Problem statement:
Where the word "JSON" appears in a line below, copy the whole line.

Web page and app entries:
☆ ☆ ☆ ☆ ☆
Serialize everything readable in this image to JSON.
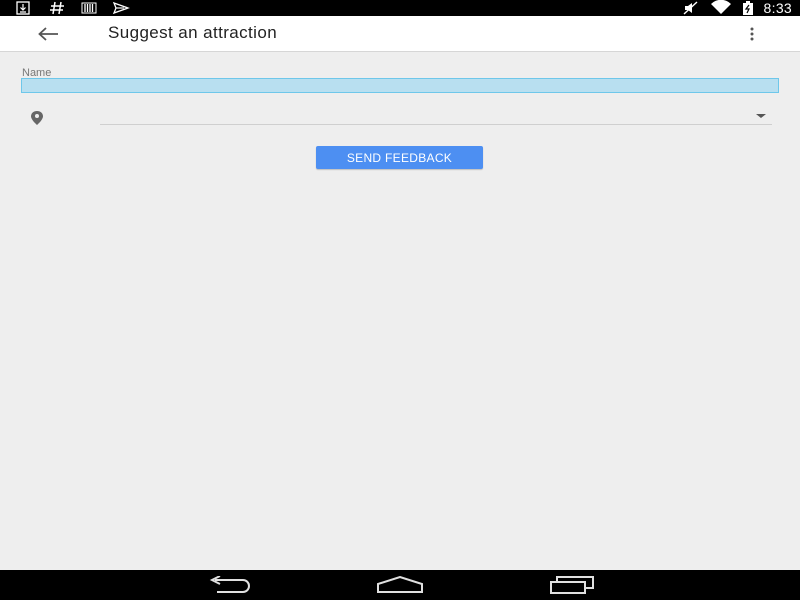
{
  "status_bar": {
    "time": "8:33",
    "left_icons": [
      "download-icon",
      "hash-icon",
      "barcode-icon",
      "send-icon"
    ],
    "right_icons": [
      "mute-icon",
      "wifi-icon",
      "battery-icon"
    ]
  },
  "app_bar": {
    "title": "Suggest an attraction",
    "back_icon": "arrow-back-icon",
    "overflow_icon": "more-vert-icon"
  },
  "form": {
    "name_label": "Name",
    "name_value": "",
    "place_value": "",
    "place_icon": "map-marker-icon",
    "submit_label": "SEND FEEDBACK"
  },
  "colors": {
    "accent": "#4d8ff2",
    "input_highlight": "#b8dff0",
    "background": "#eeeeee"
  },
  "nav_bar": {
    "icons": [
      "back-icon",
      "home-icon",
      "recents-icon"
    ]
  }
}
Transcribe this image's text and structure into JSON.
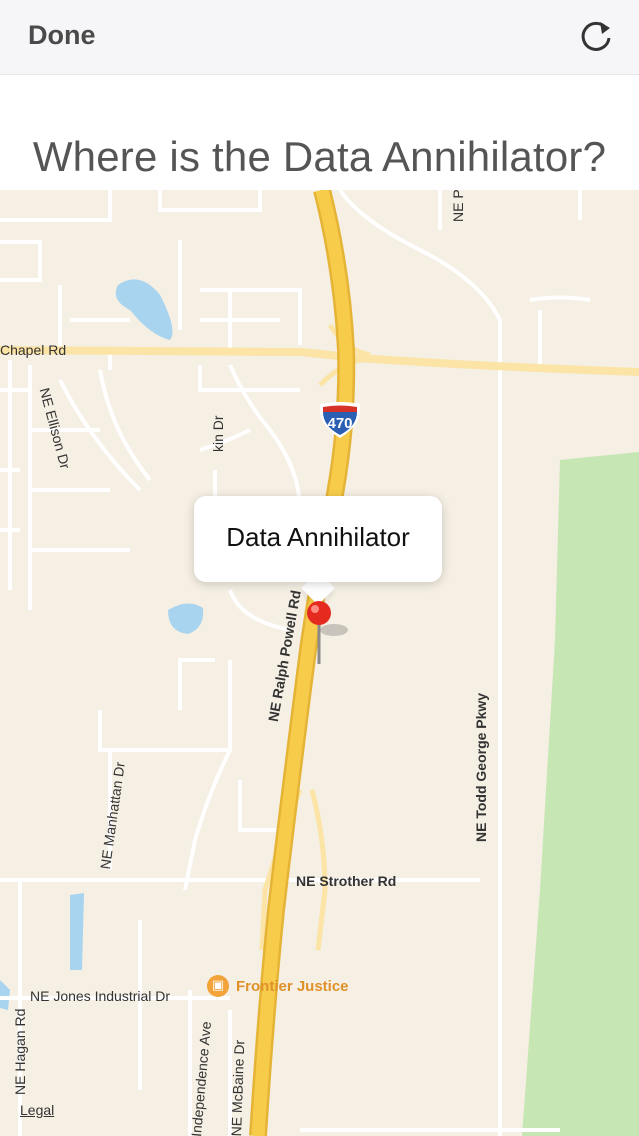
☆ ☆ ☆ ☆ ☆
Output of the task:
Serialize everything readable in this image to JSON.
Transcribe this image's text and structure into JSON.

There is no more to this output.